DATA below:

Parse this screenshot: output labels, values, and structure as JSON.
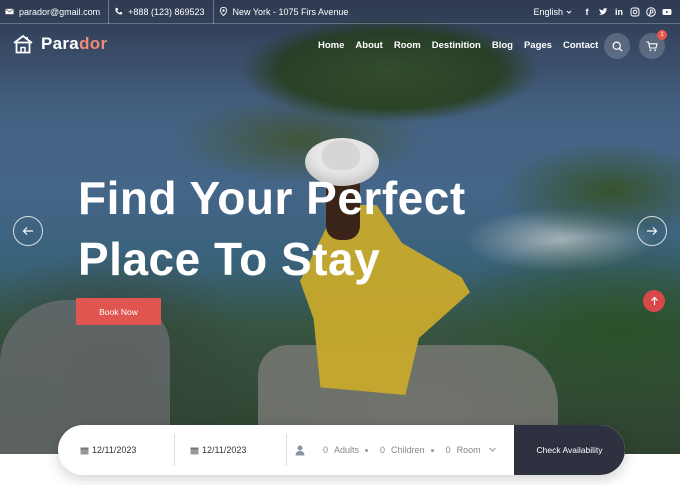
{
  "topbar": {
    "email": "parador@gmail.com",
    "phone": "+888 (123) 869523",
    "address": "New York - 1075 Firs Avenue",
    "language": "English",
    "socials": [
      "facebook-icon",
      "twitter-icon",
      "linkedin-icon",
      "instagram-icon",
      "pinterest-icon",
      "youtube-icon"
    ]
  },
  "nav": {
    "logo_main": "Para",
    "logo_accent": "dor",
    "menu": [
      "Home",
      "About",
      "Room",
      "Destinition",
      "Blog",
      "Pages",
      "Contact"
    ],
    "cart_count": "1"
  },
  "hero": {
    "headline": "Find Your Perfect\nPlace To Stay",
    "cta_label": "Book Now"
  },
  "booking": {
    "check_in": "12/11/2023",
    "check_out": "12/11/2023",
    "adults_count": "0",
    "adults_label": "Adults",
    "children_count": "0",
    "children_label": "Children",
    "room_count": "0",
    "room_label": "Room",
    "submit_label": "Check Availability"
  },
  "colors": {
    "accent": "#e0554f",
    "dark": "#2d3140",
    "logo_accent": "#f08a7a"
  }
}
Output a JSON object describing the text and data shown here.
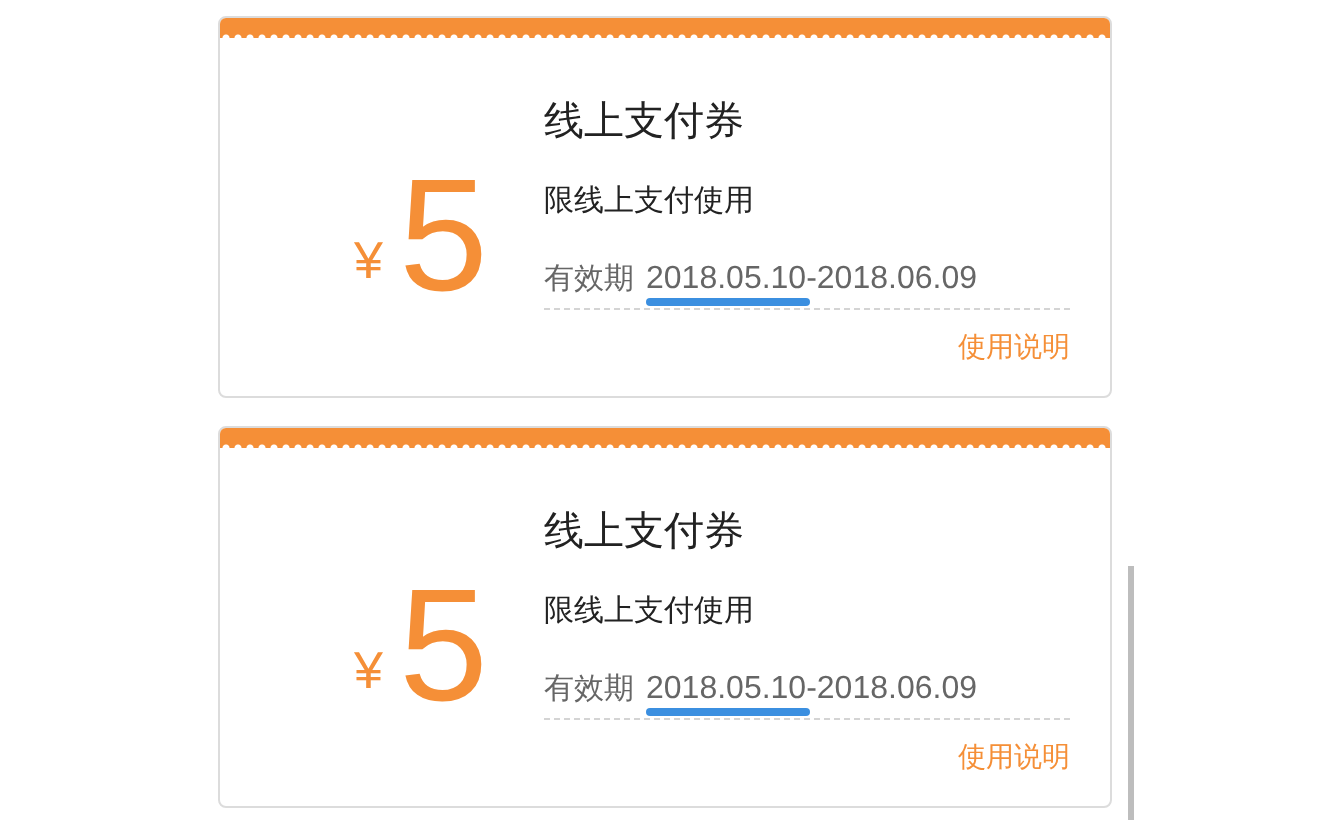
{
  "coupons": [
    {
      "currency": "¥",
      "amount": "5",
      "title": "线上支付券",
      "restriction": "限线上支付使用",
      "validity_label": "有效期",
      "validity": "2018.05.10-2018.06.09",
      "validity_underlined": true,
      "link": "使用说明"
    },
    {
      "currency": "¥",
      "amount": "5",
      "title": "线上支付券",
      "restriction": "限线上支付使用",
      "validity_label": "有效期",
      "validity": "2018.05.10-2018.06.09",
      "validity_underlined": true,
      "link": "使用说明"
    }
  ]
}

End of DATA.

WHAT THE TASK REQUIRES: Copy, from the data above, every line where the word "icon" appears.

TASK RESPONSE:
      "facebook-icon",
      "twitter-icon",
      "linkedin-icon",
      "instagram-icon",
      "pinterest-icon",
      "youtube-icon"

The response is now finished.